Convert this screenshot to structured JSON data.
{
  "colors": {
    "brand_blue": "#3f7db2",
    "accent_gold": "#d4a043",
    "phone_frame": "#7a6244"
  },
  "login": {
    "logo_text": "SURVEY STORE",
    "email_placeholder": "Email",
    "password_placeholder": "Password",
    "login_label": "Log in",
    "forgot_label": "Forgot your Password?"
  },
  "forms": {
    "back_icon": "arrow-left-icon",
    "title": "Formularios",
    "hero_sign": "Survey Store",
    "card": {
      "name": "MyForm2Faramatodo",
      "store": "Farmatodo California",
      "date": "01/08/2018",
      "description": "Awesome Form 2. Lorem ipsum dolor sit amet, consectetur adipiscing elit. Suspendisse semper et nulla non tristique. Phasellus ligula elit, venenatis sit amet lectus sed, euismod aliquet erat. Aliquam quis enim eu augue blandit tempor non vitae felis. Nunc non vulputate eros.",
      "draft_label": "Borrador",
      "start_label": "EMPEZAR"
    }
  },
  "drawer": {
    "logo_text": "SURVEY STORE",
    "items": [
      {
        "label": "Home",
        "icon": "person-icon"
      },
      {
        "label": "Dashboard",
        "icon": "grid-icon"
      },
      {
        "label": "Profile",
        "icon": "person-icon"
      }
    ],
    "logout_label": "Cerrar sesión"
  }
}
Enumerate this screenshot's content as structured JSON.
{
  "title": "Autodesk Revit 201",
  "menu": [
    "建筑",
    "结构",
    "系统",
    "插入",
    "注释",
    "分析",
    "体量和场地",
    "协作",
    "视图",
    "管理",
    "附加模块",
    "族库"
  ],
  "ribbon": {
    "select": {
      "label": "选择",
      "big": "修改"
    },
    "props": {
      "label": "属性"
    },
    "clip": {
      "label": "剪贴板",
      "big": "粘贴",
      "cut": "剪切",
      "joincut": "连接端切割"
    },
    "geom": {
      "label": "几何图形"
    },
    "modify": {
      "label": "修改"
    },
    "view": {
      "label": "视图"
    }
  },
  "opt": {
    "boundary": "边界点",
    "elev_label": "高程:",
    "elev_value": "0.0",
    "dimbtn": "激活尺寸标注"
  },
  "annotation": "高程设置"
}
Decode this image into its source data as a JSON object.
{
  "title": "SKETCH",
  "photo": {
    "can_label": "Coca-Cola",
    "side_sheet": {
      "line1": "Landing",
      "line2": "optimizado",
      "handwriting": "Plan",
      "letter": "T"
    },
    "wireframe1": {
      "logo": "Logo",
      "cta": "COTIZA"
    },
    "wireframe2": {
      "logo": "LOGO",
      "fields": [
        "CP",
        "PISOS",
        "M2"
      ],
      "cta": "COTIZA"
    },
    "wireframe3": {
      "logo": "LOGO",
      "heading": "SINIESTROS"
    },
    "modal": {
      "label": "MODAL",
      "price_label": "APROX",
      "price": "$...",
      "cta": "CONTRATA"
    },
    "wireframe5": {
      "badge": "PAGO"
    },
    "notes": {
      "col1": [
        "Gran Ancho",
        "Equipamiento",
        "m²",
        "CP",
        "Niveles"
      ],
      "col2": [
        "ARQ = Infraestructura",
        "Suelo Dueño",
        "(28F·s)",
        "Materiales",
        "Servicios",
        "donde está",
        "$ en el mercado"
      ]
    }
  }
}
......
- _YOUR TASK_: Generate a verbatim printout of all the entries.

- _ANSWER SPACE_:
Convert this screenshot to structured JSON data.
{
  "colors": {
    "brand_blue": "#3f7db2",
    "accent_gold": "#d4a043",
    "phone_frame": "#7a6244"
  },
  "login": {
    "logo_text": "SURVEY STORE",
    "email_placeholder": "Email",
    "password_placeholder": "Password",
    "login_label": "Log in",
    "forgot_label": "Forgot your Password?"
  },
  "forms": {
    "back_icon": "arrow-left-icon",
    "title": "Formularios",
    "hero_sign": "Survey Store",
    "card": {
      "name": "MyForm2Faramatodo",
      "store": "Farmatodo California",
      "date": "01/08/2018",
      "description": "Awesome Form 2. Lorem ipsum dolor sit amet, consectetur adipiscing elit. Suspendisse semper et nulla non tristique. Phasellus ligula elit, venenatis sit amet lectus sed, euismod aliquet erat. Aliquam quis enim eu augue blandit tempor non vitae felis. Nunc non vulputate eros.",
      "draft_label": "Borrador",
      "start_label": "EMPEZAR"
    }
  },
  "drawer": {
    "logo_text": "SURVEY STORE",
    "items": [
      {
        "label": "Home",
        "icon": "person-icon"
      },
      {
        "label": "Dashboard",
        "icon": "grid-icon"
      },
      {
        "label": "Profile",
        "icon": "person-icon"
      }
    ],
    "logout_label": "Cerrar sesión"
  }
}
Enumerate this screenshot's content as structured JSON.
{
  "title": "Autodesk Revit 201",
  "menu": [
    "建筑",
    "结构",
    "系统",
    "插入",
    "注释",
    "分析",
    "体量和场地",
    "协作",
    "视图",
    "管理",
    "附加模块",
    "族库"
  ],
  "ribbon": {
    "select": {
      "label": "选择",
      "big": "修改"
    },
    "props": {
      "label": "属性"
    },
    "clip": {
      "label": "剪贴板",
      "big": "粘贴",
      "cut": "剪切",
      "joincut": "连接端切割"
    },
    "geom": {
      "label": "几何图形"
    },
    "modify": {
      "label": "修改"
    },
    "view": {
      "label": "视图"
    }
  },
  "opt": {
    "boundary": "边界点",
    "elev_label": "高程:",
    "elev_value": "0.0",
    "dimbtn": "激活尺寸标注"
  },
  "annotation": "高程设置"
}
Decode this image into its source data as a JSON object.
{
  "title": "SKETCH",
  "photo": {
    "can_label": "Coca-Cola",
    "side_sheet": {
      "line1": "Landing",
      "line2": "optimizado",
      "handwriting": "Plan",
      "letter": "T"
    },
    "wireframe1": {
      "logo": "Logo",
      "cta": "COTIZA"
    },
    "wireframe2": {
      "logo": "LOGO",
      "fields": [
        "CP",
        "PISOS",
        "M2"
      ],
      "cta": "COTIZA"
    },
    "wireframe3": {
      "logo": "LOGO",
      "heading": "SINIESTROS"
    },
    "modal": {
      "label": "MODAL",
      "price_label": "APROX",
      "price": "$...",
      "cta": "CONTRATA"
    },
    "wireframe5": {
      "badge": "PAGO"
    },
    "notes": {
      "col1": [
        "Gran Ancho",
        "Equipamiento",
        "m²",
        "CP",
        "Niveles"
      ],
      "col2": [
        "ARQ = Infraestructura",
        "Suelo Dueño",
        "(28F·s)",
        "Materiales",
        "Servicios",
        "donde está",
        "$ en el mercado"
      ]
    }
  }
}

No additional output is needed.